The Stadium of San Paolo in Naples, opened in 1959, is the third largest in Italy for capacity after the Meazza in Milan and Rome's Olimpico. The field measures 110 by 68 meters and is situated in the district of Fuorigrotta. The San Paolo was renovated during the European Championships in 1980 and then on the occasion of the World Cup hosted by Italy in 1990, date back to this period the construction of the roof and the new press stand (330 seats), the refurbishment of the track athletics lighting system and its adaptation to the safety standards required by FIFA. With an athletic track to 8 lanes, three multipurpose gyms, a boxing gym, a fitness gym and a gym wrestling and oriental martial arts, the San Paolo is also the largest sports complex in the city.
It all began with a match played against the crew of an English ship called the "Arabik" – the first international event in the history of soccer.
In 1913 Napoli won its first regional tournament in Campania against the Internazionale team, which had won the year before and would go on to win the following two seasons, with the following line-up: Cavalli, Del Pezzo, Garozzo, Paduli I, Hansen, Grieco, Argento, Paduli III, Toerstenson, Dodero and Imerigo.
At the end of the First World War Napoli took up where it had left off, thanks to the fervour and dedication of players and managers like Garozzo and the Bruschini brothers, among many others.
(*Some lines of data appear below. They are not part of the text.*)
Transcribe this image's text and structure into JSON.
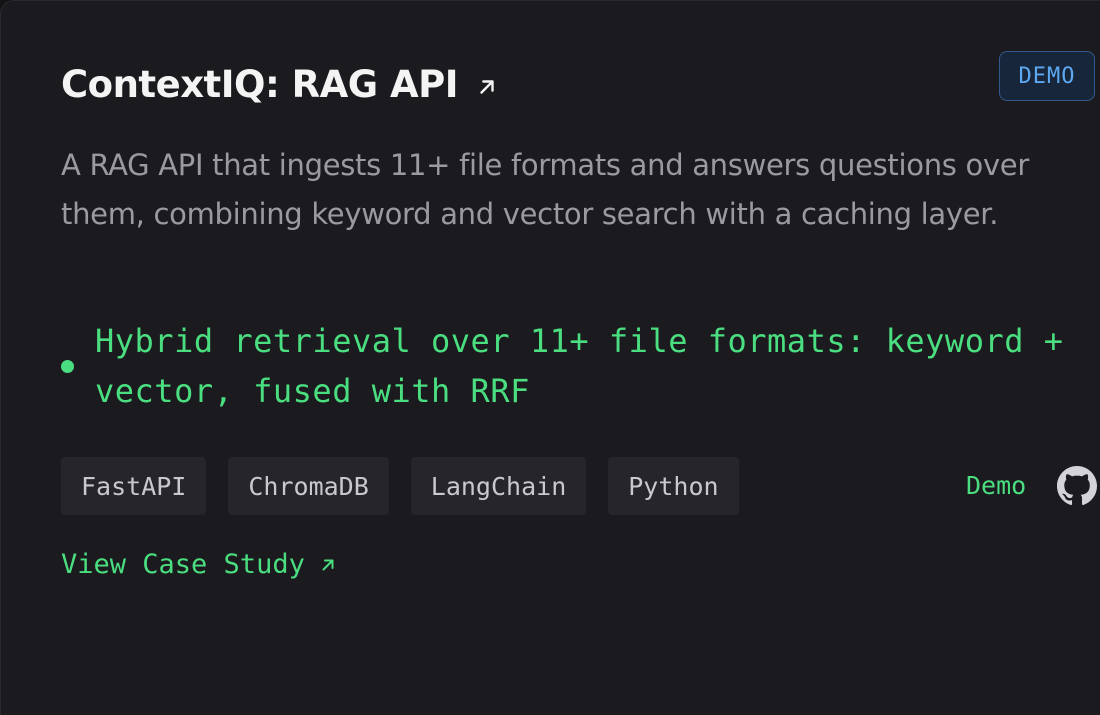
{
  "project": {
    "title": "ContextIQ: RAG API",
    "title_icon": "external-arrow-icon",
    "badge": "DEMO",
    "description": "A RAG API that ingests 11+ file formats and answers questions over them, combining keyword and vector search with a caching layer.",
    "highlights": [
      "Hybrid retrieval over 11+ file formats: keyword + vector, fused with RRF"
    ],
    "tags": [
      "FastAPI",
      "ChromaDB",
      "LangChain",
      "Python"
    ],
    "demo_label": "Demo",
    "github_icon": "github-icon",
    "case_study_label": "View Case Study",
    "case_study_icon": "external-arrow-icon"
  },
  "colors": {
    "background": "#1b1a1e",
    "accent_green": "#4ade80",
    "badge_blue": "#5da8f0",
    "muted_text": "#9b9aa0",
    "tag_bg": "#26252a"
  }
}
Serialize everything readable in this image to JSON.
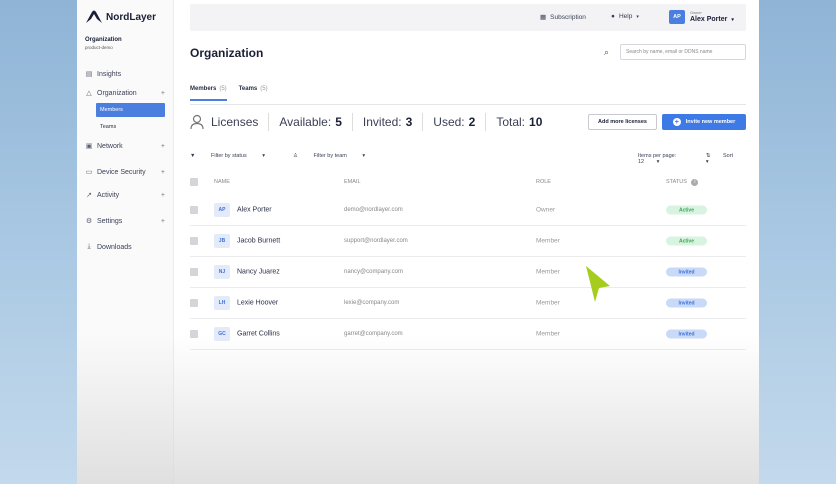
{
  "brand": {
    "name": "NordLayer"
  },
  "org": {
    "name": "Organization",
    "sub": "product-demo"
  },
  "sidebar": {
    "items": [
      {
        "label": "Insights",
        "icon": "chart-icon"
      },
      {
        "label": "Organization",
        "icon": "org-icon",
        "expand": "+"
      },
      {
        "label": "Network",
        "icon": "network-icon",
        "expand": "+"
      },
      {
        "label": "Device Security",
        "icon": "device-icon",
        "expand": "+"
      },
      {
        "label": "Activity",
        "icon": "activity-icon",
        "expand": "+"
      },
      {
        "label": "Settings",
        "icon": "gear-icon",
        "expand": "+"
      },
      {
        "label": "Downloads",
        "icon": "download-icon"
      }
    ],
    "sub": [
      {
        "label": "Members"
      },
      {
        "label": "Teams"
      }
    ]
  },
  "topbar": {
    "subscription": "Subscription",
    "help": "Help",
    "avatar": "AP",
    "owner_label": "Owner",
    "owner_name": "Alex Porter"
  },
  "page": {
    "title": "Organization",
    "search_placeholder": "Search by name, email or DDNS name"
  },
  "tabs": [
    {
      "label": "Members",
      "count": "(5)"
    },
    {
      "label": "Teams",
      "count": "(5)"
    }
  ],
  "licenses": {
    "label": "Licenses",
    "available_label": "Available:",
    "available": "5",
    "invited_label": "Invited:",
    "invited": "3",
    "used_label": "Used:",
    "used": "2",
    "total_label": "Total:",
    "total": "10"
  },
  "buttons": {
    "add": "Add more licenses",
    "invite": "Invite new member"
  },
  "filters": {
    "status": "Filter by status",
    "team": "Filter by team",
    "per_page": "Items per page: 12",
    "sort": "Sort"
  },
  "table": {
    "headers": {
      "name": "NAME",
      "email": "EMAIL",
      "role": "ROLE",
      "status": "STATUS"
    },
    "rows": [
      {
        "initials": "AP",
        "name": "Alex Porter",
        "email": "demo@nordlayer.com",
        "role": "Owner",
        "status": "Active"
      },
      {
        "initials": "JB",
        "name": "Jacob Burnett",
        "email": "support@nordlayer.com",
        "role": "Member",
        "status": "Active"
      },
      {
        "initials": "NJ",
        "name": "Nancy Juarez",
        "email": "nancy@company.com",
        "role": "Member",
        "status": "Invited"
      },
      {
        "initials": "LH",
        "name": "Lexie Hoover",
        "email": "lexie@company.com",
        "role": "Member",
        "status": "Invited"
      },
      {
        "initials": "GC",
        "name": "Garret Collins",
        "email": "garret@company.com",
        "role": "Member",
        "status": "Invited"
      }
    ]
  },
  "colors": {
    "accent": "#3e7ae6",
    "active": "#3aa65a",
    "cursor": "#a6cc1e"
  }
}
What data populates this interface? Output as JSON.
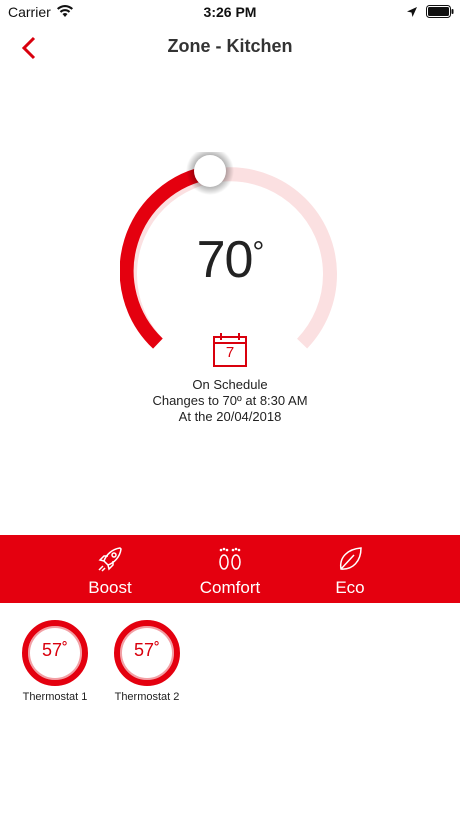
{
  "status_bar": {
    "carrier": "Carrier",
    "time": "3:26 PM",
    "icons": [
      "wifi-icon",
      "location-arrow-icon",
      "battery-icon"
    ]
  },
  "header": {
    "title": "Zone - Kitchen",
    "back_icon": "chevron-left-icon"
  },
  "dial": {
    "temperature": "70",
    "degree_symbol": "°",
    "level": 0.5,
    "calendar_day": "7",
    "icon": "calendar-icon"
  },
  "schedule": {
    "line1": "On Schedule",
    "line2": "Changes to 70º at 8:30 AM",
    "line3": "At the 20/04/2018"
  },
  "modes": [
    {
      "label": "Boost",
      "icon": "rocket-icon"
    },
    {
      "label": "Comfort",
      "icon": "footprints-icon"
    },
    {
      "label": "Eco",
      "icon": "leaf-icon"
    }
  ],
  "thermostats": [
    {
      "temp": "57",
      "degree": "˚",
      "label": "Thermostat 1"
    },
    {
      "temp": "57",
      "degree": "˚",
      "label": "Thermostat 2"
    }
  ],
  "colors": {
    "accent": "#e4000f",
    "accent_light": "#fbe0e1",
    "text": "#222222",
    "background": "#ffffff"
  }
}
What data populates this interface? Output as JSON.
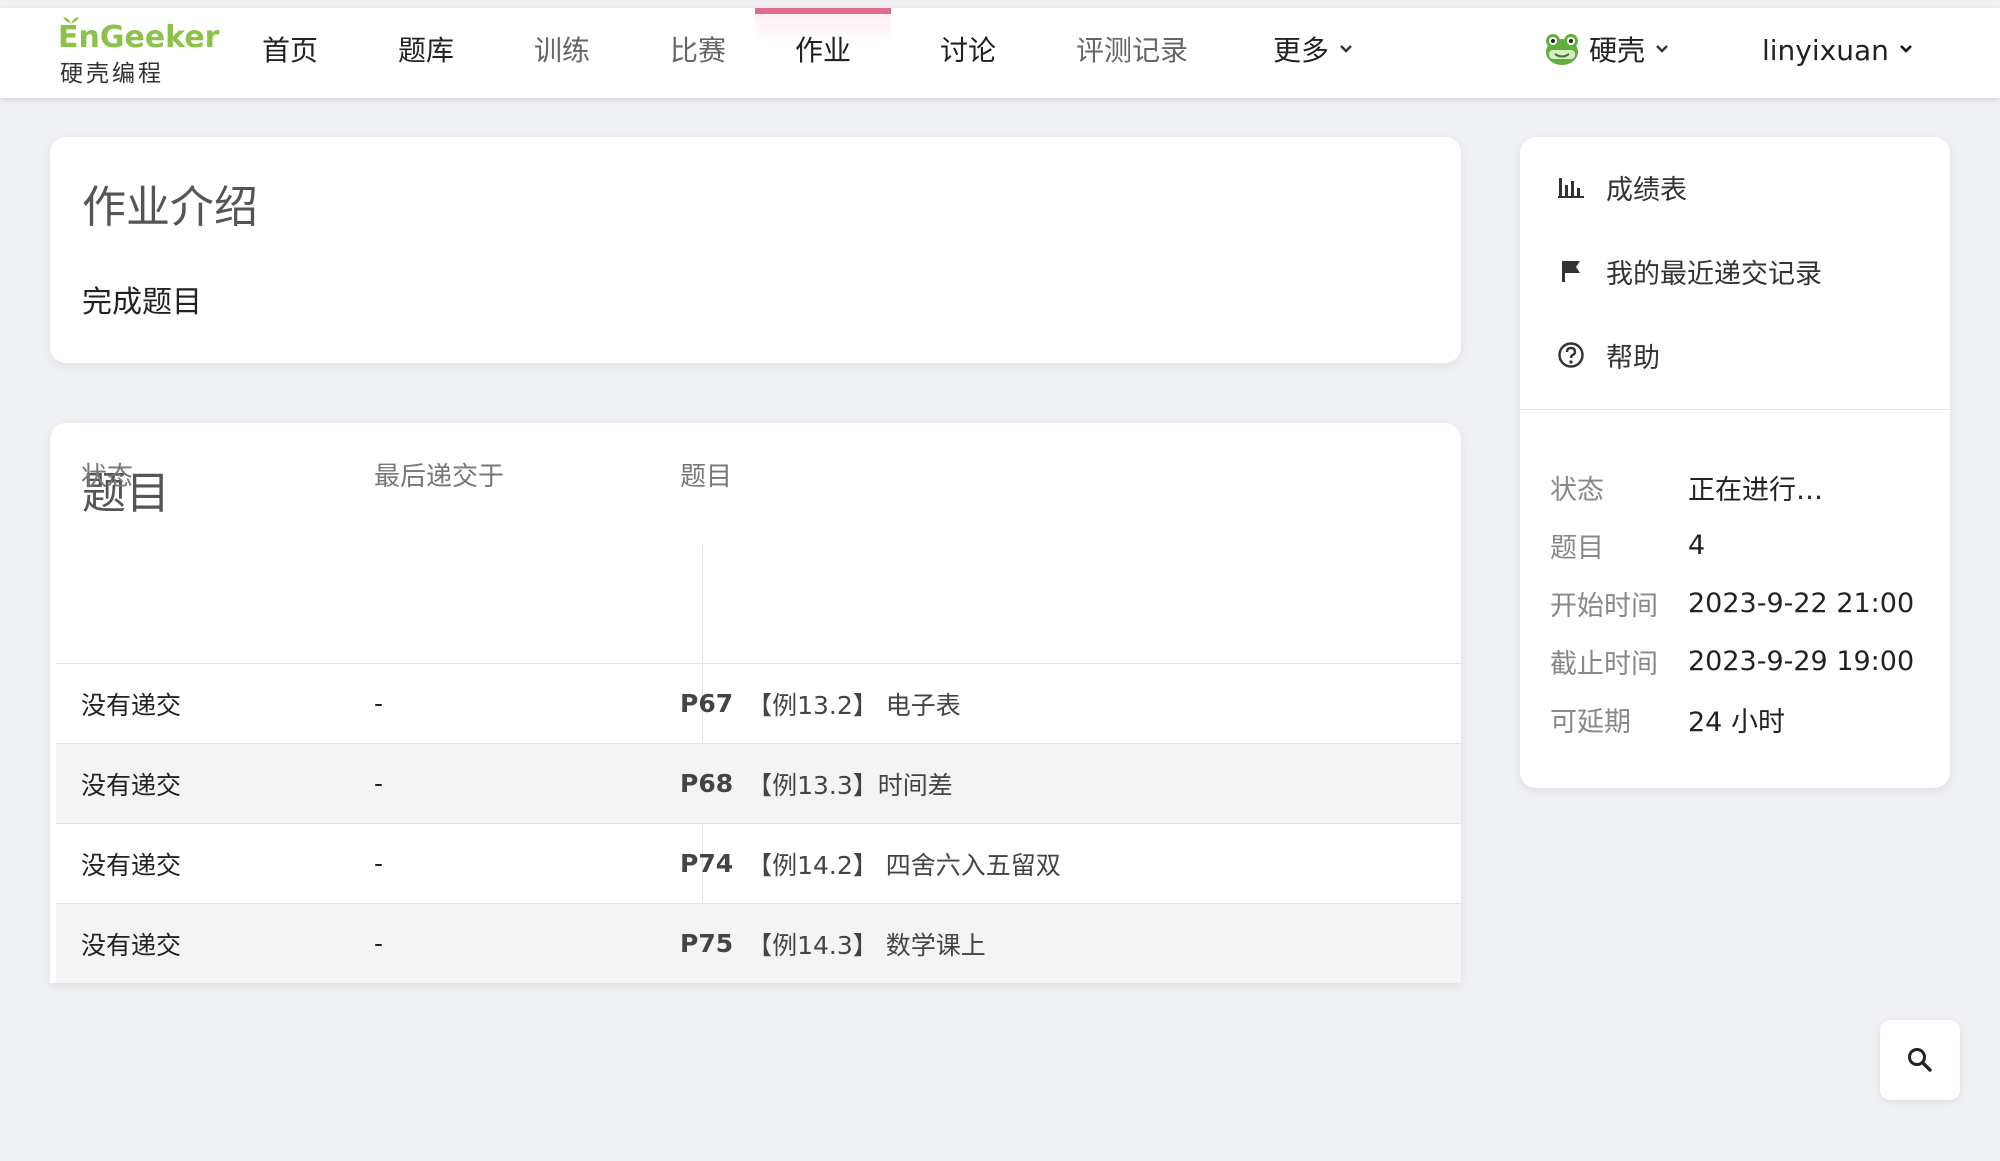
{
  "brand": {
    "logo_top": "EnGeeker",
    "logo_bottom": "硬壳编程",
    "color": "#8bc34a"
  },
  "nav": {
    "items": [
      {
        "label": "首页"
      },
      {
        "label": "题库"
      },
      {
        "label": "训练"
      },
      {
        "label": "比赛"
      },
      {
        "label": "作业"
      },
      {
        "label": "讨论"
      },
      {
        "label": "评测记录"
      },
      {
        "label": "更多"
      }
    ],
    "active_index": 4,
    "active_color": "#e06c8a"
  },
  "header_right": {
    "org_label": "硬壳",
    "username": "linyixuan"
  },
  "intro_card": {
    "title": "作业介绍",
    "text": "完成题目"
  },
  "problems_card": {
    "title": "题目",
    "columns": [
      "状态",
      "最后递交于",
      "题目"
    ],
    "rows": [
      {
        "status": "没有递交",
        "last": "-",
        "pid": "P67",
        "title": "【例13.2】 电子表"
      },
      {
        "status": "没有递交",
        "last": "-",
        "pid": "P68",
        "title": "【例13.3】时间差"
      },
      {
        "status": "没有递交",
        "last": "-",
        "pid": "P74",
        "title": "【例14.2】 四舍六入五留双"
      },
      {
        "status": "没有递交",
        "last": "-",
        "pid": "P75",
        "title": "【例14.3】 数学课上"
      }
    ]
  },
  "sidebar": {
    "links": [
      {
        "label": "成绩表",
        "icon": "bar-chart-icon"
      },
      {
        "label": "我的最近递交记录",
        "icon": "flag-icon"
      },
      {
        "label": "帮助",
        "icon": "help-circle-icon"
      }
    ],
    "info": [
      {
        "label": "状态",
        "value": "正在进行…"
      },
      {
        "label": "题目",
        "value": "4"
      },
      {
        "label": "开始时间",
        "value": "2023-9-22 21:00"
      },
      {
        "label": "截止时间",
        "value": "2023-9-29 19:00"
      },
      {
        "label": "可延期",
        "value": "24 小时"
      }
    ]
  },
  "fab": {
    "icon": "search-icon"
  }
}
Just after the war it won a memorable match against the prestigious Juventus team by 3-1, with the following line-up: Scandone, Garozzo, Pepe, Reiclin, Giordano, Tizzano, Laterza, Casabona, Dodero, Maisto and Sacchi.
A group of journalists-cum-football players – Ninò Bruschini, Alfredo Reiclin, Mario Argento, Paolo and Michele Scarfoglio (sons of Edoardo and Matilde Serao) – was joined by Felice Scandone: all good football players, but even better journalists.
It was in 1921 that Naples merged with the Internazionali team to create Internaples, out of which the Associazione Calcio Napoli (Naples Football Association) eventually developed.